Relying on United States v. Dykstra, 991 F.2d 450 (8th Cir.), cert denied, 114 S. Ct. 222 (1993), the district court found Sec. 2J1.2, Obstruction of Justice, with a base offense level of 12, to be most analogous. Hanson, a Ninth Circuit case decided several weeks before the Koffs were sentenced, found instead that Sec. 2T1.5, Fraudulent Returns, Statements, or Other Documents, with a base offense level of 6, was the most analogous guideline in another Sec. 7212(a) case. 2 F.3d at 947. After receiving briefs on this question, we now conclude that the district court properly applied Sec. 2J1.2.
Whether a particular guideline applies to a specific set of facts is a question of law reviewed de novo. Hanson, 2 F.3d at 947. Because the Koffs did not object to the district court's determination of their sentences, however, we review only for plain error.
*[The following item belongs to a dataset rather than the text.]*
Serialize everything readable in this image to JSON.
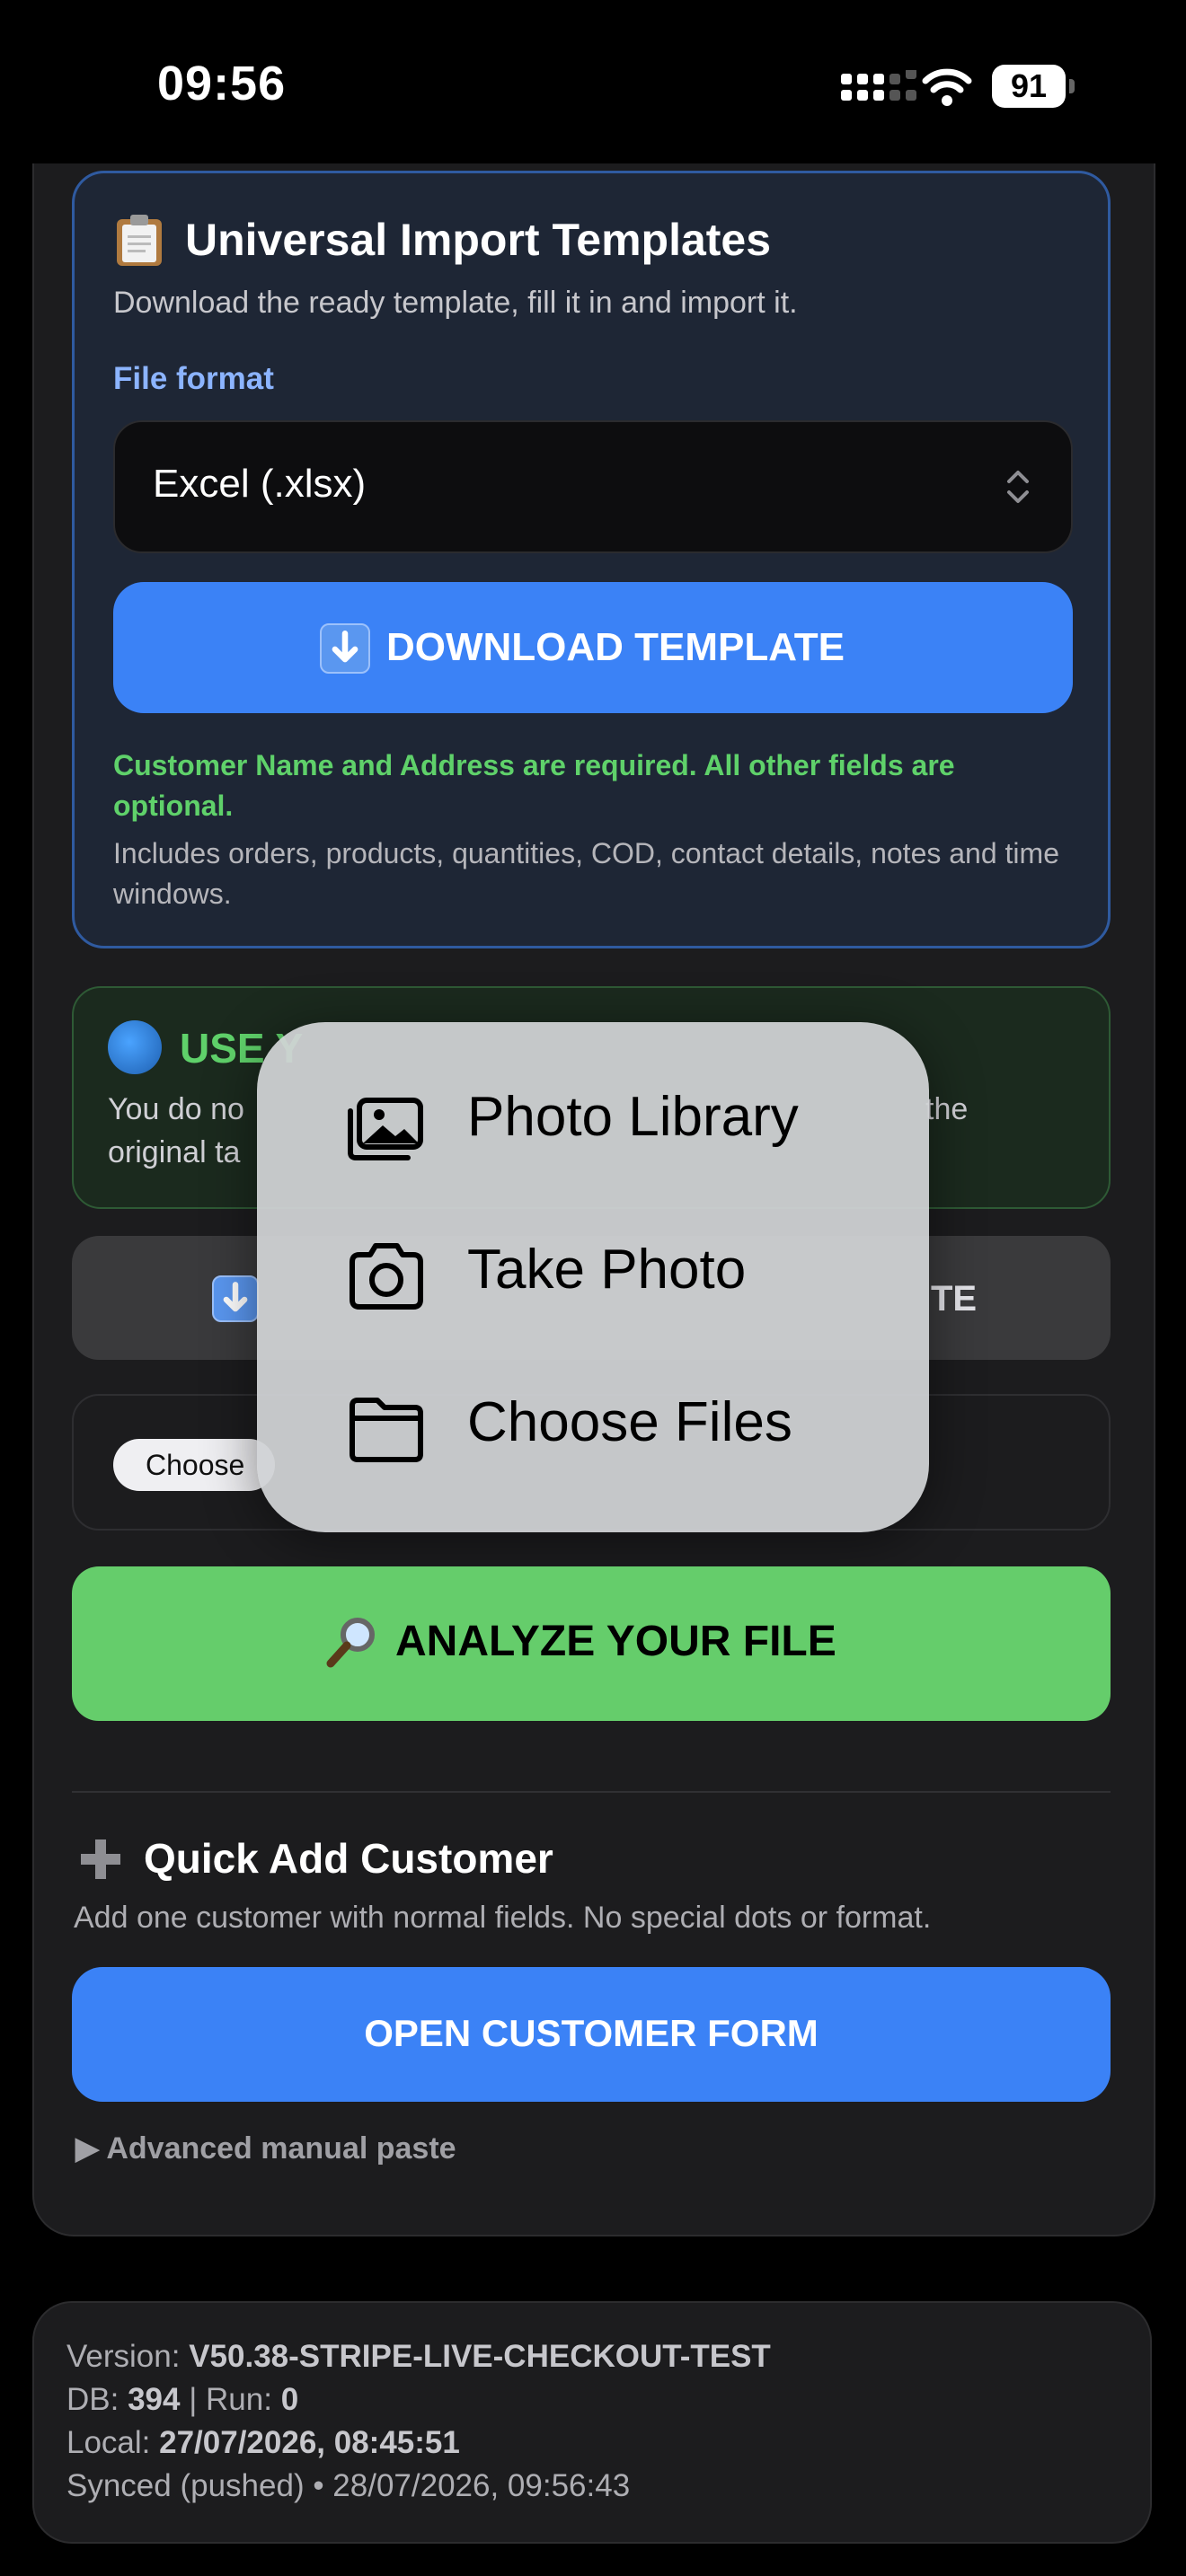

United States v. Martinez, 956 F.2d 891, 893 (9th Cir. 1992).
Hanson involved a scheme similar to the one employed by the Koffs. Hanson filed false forms 1099 and 1096, claiming to have made payments of over $78,000,000; he then filed a form 1040, falsely claiming a refund of almost $34,000,000. Hanson, 2 F.3d at 944-45. Hanson was convicted of violating Sec. 7212(a), among other laws, and the district court sentenced him under guideline Sec. 2T1.9, Conspiracy to Impair, Impede, or Defeat Tax. This court reversed, finding the conspiracy guideline inappropriate because Hanson acted alone, and concluding without argument that Sec. 2T1.5 applied to Hanson's conduct. Id. at 947. We find that under the facts of the present case, however, the district court correctly applied the general obstruction of justice guideline, Sec. 2J1.2.
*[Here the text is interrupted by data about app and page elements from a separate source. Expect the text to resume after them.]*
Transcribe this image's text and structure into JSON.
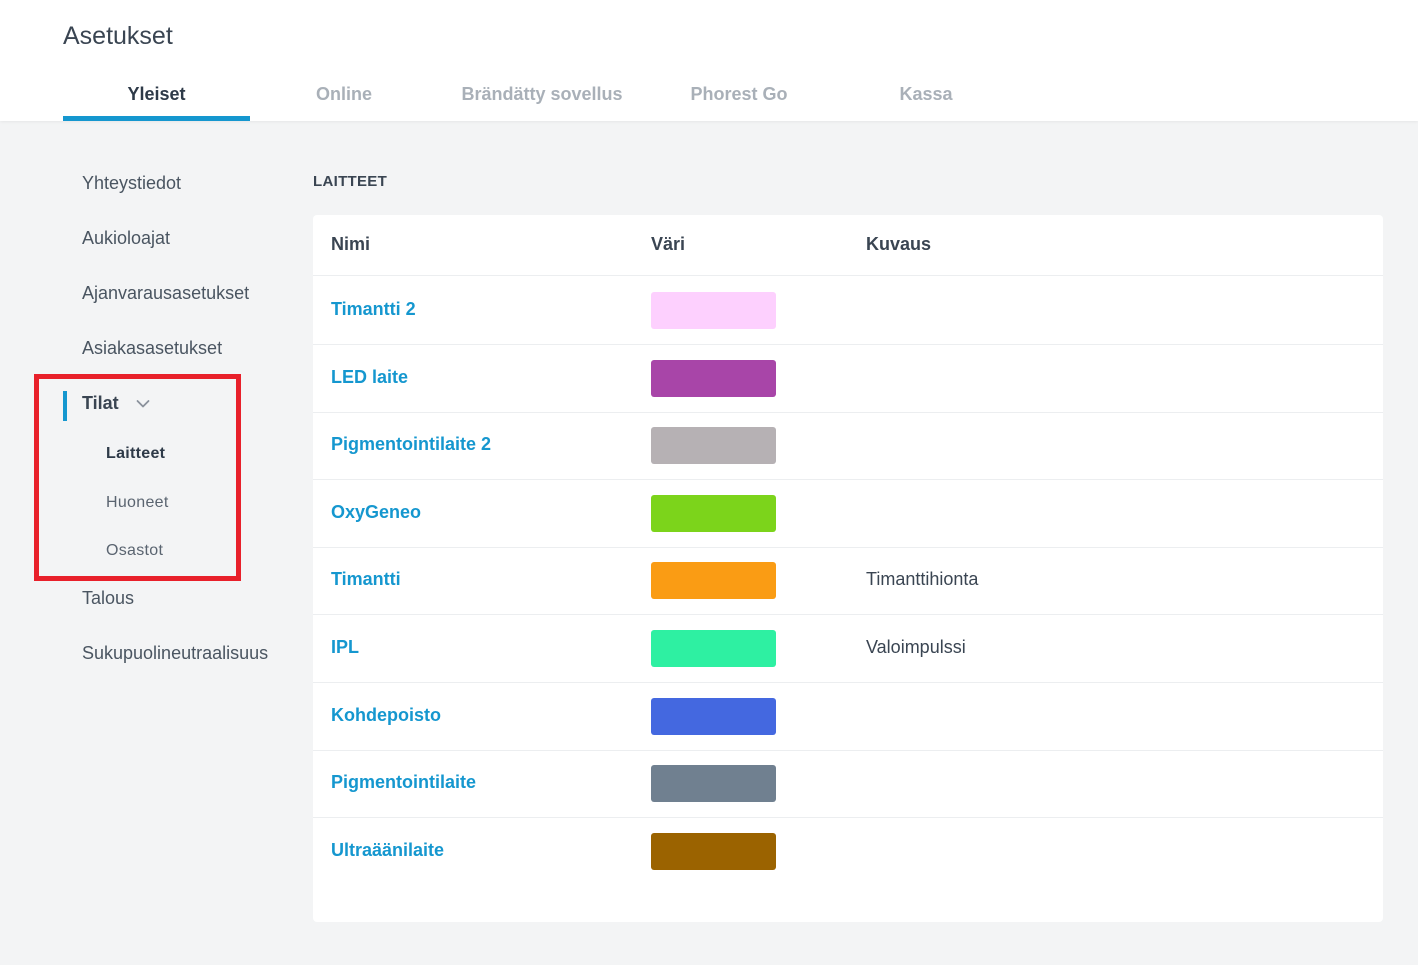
{
  "header": {
    "title": "Asetukset",
    "tabs": [
      {
        "label": "Yleiset",
        "active": true
      },
      {
        "label": "Online",
        "active": false
      },
      {
        "label": "Brändätty sovellus",
        "active": false
      },
      {
        "label": "Phorest Go",
        "active": false
      },
      {
        "label": "Kassa",
        "active": false
      }
    ]
  },
  "sidebar": {
    "items": [
      {
        "label": "Yhteystiedot"
      },
      {
        "label": "Aukioloajat"
      },
      {
        "label": "Ajanvarausasetukset"
      },
      {
        "label": "Asiakasasetukset"
      },
      {
        "label": "Tilat",
        "expanded": true
      },
      {
        "label": "Talous"
      },
      {
        "label": "Sukupuolineutraalisuus"
      }
    ],
    "sub_items": [
      {
        "label": "Laitteet",
        "active": true
      },
      {
        "label": "Huoneet",
        "active": false
      },
      {
        "label": "Osastot",
        "active": false
      }
    ]
  },
  "main": {
    "section_title": "LAITTEET",
    "columns": [
      "Nimi",
      "Väri",
      "Kuvaus"
    ],
    "rows": [
      {
        "name": "Timantti 2",
        "color": "#fdd0fe",
        "description": ""
      },
      {
        "name": "LED laite",
        "color": "#a845a8",
        "description": ""
      },
      {
        "name": "Pigmentointilaite 2",
        "color": "#b6b1b4",
        "description": ""
      },
      {
        "name": "OxyGeneo",
        "color": "#7cd41b",
        "description": ""
      },
      {
        "name": "Timantti",
        "color": "#fa9c14",
        "description": "Timanttihionta"
      },
      {
        "name": "IPL",
        "color": "#2ef0a2",
        "description": "Valoimpulssi"
      },
      {
        "name": "Kohdepoisto",
        "color": "#4468e0",
        "description": ""
      },
      {
        "name": "Pigmentointilaite",
        "color": "#708090",
        "description": ""
      },
      {
        "name": "Ultraäänilaite",
        "color": "#9b6300",
        "description": ""
      }
    ]
  },
  "colors": {
    "accent": "#1597cf",
    "highlight": "#e8202a"
  }
}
In Hanson, the targets of the false documents scheme were not IRS officials and were apparently not involved in any sort of legal proceeding against Hanson. The only effect on the IRS in that case was the administrative burden of detecting, investigating and prosecuting the offender.
By contrast, the Koffs began their scheme shortly after receiving a deficiency notice from the IRS for the tax years 1982-85, and after the agency began collection proceedings. They specifically targeted and attempted to intimidate IRS officials whom they believed were involved in the proceedings against them, from the acting Commissioner all the way down to the caseworker working on the Koffs' cases. In addition, they attempted to use the fake "refunds" they claimed the IRS owed them directly to offset the tax liability the IRS had assessed for 1982-85.
Such conduct goes beyond the misdemeanor offense contemplated by guideline Sec. 2T1.5, Fraudulent Returns, Statements, or Other Documents. See U.S.S.G. Sec. 2T1.5, comment. (backg'd) (1989). Instead, the Koffs engaged in obstruction of justice, and we agree with the conclusion of the Eighth Circuit in Dykstra, 991 F.2d at 454, on virtually identical facts, that Sec. 2J1.2 was the appropriate guideline. The district court therefore did not err in sentencing the Koffs.
In their Anders briefs and in supplemental pro se briefs, the Koffs raise numerous additional challenges to their convictions. Most of them are meritless arguments repeatedly rejected in the past by this court, and we reject them as well. The Koffs also challenge the sufficiency of the evidence to support their convictions, but we find the judgments to be amply supported.
Accordingly, the convictions and sentences of both Irwin and Darline Koff are AFFIRMED.